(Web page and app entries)
'''

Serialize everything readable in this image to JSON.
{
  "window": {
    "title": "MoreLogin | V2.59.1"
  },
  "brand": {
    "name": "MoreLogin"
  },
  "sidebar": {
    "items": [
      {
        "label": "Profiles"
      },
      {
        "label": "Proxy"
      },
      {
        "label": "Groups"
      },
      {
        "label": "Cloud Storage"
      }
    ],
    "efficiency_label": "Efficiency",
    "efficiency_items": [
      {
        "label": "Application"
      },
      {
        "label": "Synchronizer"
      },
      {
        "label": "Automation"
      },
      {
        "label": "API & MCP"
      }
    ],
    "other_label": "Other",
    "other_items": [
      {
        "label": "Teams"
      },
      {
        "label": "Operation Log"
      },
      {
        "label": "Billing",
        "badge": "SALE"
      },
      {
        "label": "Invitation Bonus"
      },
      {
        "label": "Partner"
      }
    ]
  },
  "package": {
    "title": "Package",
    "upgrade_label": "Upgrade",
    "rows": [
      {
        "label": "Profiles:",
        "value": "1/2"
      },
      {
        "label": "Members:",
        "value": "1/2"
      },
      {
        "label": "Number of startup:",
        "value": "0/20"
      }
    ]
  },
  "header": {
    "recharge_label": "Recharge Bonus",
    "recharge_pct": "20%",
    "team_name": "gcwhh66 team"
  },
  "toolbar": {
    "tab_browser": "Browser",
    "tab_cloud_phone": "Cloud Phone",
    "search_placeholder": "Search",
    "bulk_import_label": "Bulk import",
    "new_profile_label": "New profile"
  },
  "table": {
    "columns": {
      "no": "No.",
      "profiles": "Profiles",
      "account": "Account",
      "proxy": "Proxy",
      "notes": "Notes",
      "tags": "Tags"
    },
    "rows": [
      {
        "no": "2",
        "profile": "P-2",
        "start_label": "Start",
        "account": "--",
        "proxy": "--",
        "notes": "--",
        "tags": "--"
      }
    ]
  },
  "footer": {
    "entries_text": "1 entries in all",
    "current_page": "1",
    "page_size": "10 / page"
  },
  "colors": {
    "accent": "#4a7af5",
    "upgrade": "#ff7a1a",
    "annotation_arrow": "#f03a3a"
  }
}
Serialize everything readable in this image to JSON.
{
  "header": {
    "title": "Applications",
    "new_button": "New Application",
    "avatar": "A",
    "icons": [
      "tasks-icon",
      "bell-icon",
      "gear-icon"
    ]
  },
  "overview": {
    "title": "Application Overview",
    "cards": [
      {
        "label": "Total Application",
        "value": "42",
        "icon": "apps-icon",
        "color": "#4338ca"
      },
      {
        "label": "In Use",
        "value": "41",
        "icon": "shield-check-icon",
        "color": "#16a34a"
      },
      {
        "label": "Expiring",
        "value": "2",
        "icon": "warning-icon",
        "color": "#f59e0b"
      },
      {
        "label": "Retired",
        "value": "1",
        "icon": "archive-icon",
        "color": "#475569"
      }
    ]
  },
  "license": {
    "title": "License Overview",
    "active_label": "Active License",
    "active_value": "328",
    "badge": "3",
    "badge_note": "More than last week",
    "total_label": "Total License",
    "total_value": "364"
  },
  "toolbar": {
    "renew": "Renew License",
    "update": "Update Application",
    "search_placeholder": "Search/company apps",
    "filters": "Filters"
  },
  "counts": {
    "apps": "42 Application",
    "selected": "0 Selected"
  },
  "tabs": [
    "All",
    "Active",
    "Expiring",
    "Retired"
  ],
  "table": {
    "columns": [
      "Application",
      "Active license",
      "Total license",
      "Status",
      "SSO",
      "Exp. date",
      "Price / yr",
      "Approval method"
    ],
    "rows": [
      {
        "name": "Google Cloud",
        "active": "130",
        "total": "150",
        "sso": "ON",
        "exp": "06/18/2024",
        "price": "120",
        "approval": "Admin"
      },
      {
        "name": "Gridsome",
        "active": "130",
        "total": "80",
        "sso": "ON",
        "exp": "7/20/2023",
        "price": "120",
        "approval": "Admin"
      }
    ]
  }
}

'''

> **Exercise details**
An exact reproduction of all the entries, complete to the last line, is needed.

> **Solution to the problem**
Serialize everything readable in this image to JSON.
{
  "window": {
    "title": "MoreLogin | V2.59.1"
  },
  "brand": {
    "name": "MoreLogin"
  },
  "sidebar": {
    "items": [
      {
        "label": "Profiles"
      },
      {
        "label": "Proxy"
      },
      {
        "label": "Groups"
      },
      {
        "label": "Cloud Storage"
      }
    ],
    "efficiency_label": "Efficiency",
    "efficiency_items": [
      {
        "label": "Application"
      },
      {
        "label": "Synchronizer"
      },
      {
        "label": "Automation"
      },
      {
        "label": "API & MCP"
      }
    ],
    "other_label": "Other",
    "other_items": [
      {
        "label": "Teams"
      },
      {
        "label": "Operation Log"
      },
      {
        "label": "Billing",
        "badge": "SALE"
      },
      {
        "label": "Invitation Bonus"
      },
      {
        "label": "Partner"
      }
    ]
  },
  "package": {
    "title": "Package",
    "upgrade_label": "Upgrade",
    "rows": [
      {
        "label": "Profiles:",
        "value": "1/2"
      },
      {
        "label": "Members:",
        "value": "1/2"
      },
      {
        "label": "Number of startup:",
        "value": "0/20"
      }
    ]
  },
  "header": {
    "recharge_label": "Recharge Bonus",
    "recharge_pct": "20%",
    "team_name": "gcwhh66 team"
  },
  "toolbar": {
    "tab_browser": "Browser",
    "tab_cloud_phone": "Cloud Phone",
    "search_placeholder": "Search",
    "bulk_import_label": "Bulk import",
    "new_profile_label": "New profile"
  },
  "table": {
    "columns": {
      "no": "No.",
      "profiles": "Profiles",
      "account": "Account",
      "proxy": "Proxy",
      "notes": "Notes",
      "tags": "Tags"
    },
    "rows": [
      {
        "no": "2",
        "profile": "P-2",
        "start_label": "Start",
        "account": "--",
        "proxy": "--",
        "notes": "--",
        "tags": "--"
      }
    ]
  },
  "footer": {
    "entries_text": "1 entries in all",
    "current_page": "1",
    "page_size": "10 / page"
  },
  "colors": {
    "accent": "#4a7af5",
    "upgrade": "#ff7a1a",
    "annotation_arrow": "#f03a3a"
  }
}
Serialize everything readable in this image to JSON.
{
  "header": {
    "title": "Applications",
    "new_button": "New Application",
    "avatar": "A",
    "icons": [
      "tasks-icon",
      "bell-icon",
      "gear-icon"
    ]
  },
  "overview": {
    "title": "Application Overview",
    "cards": [
      {
        "label": "Total Application",
        "value": "42",
        "icon": "apps-icon",
        "color": "#4338ca"
      },
      {
        "label": "In Use",
        "value": "41",
        "icon": "shield-check-icon",
        "color": "#16a34a"
      },
      {
        "label": "Expiring",
        "value": "2",
        "icon": "warning-icon",
        "color": "#f59e0b"
      },
      {
        "label": "Retired",
        "value": "1",
        "icon": "archive-icon",
        "color": "#475569"
      }
    ]
  },
  "license": {
    "title": "License Overview",
    "active_label": "Active License",
    "active_value": "328",
    "badge": "3",
    "badge_note": "More than last week",
    "total_label": "Total License",
    "total_value": "364"
  },
  "toolbar": {
    "renew": "Renew License",
    "update": "Update Application",
    "search_placeholder": "Search/company apps",
    "filters": "Filters"
  },
  "counts": {
    "apps": "42 Application",
    "selected": "0 Selected"
  },
  "tabs": [
    "All",
    "Active",
    "Expiring",
    "Retired"
  ],
  "table": {
    "columns": [
      "Application",
      "Active license",
      "Total license",
      "Status",
      "SSO",
      "Exp. date",
      "Price / yr",
      "Approval method"
    ],
    "rows": [
      {
        "name": "Google Cloud",
        "active": "130",
        "total": "150",
        "sso": "ON",
        "exp": "06/18/2024",
        "price": "120",
        "approval": "Admin"
      },
      {
        "name": "Gridsome",
        "active": "130",
        "total": "80",
        "sso": "ON",
        "exp": "7/20/2023",
        "price": "120",
        "approval": "Admin"
      }
    ]
  }
}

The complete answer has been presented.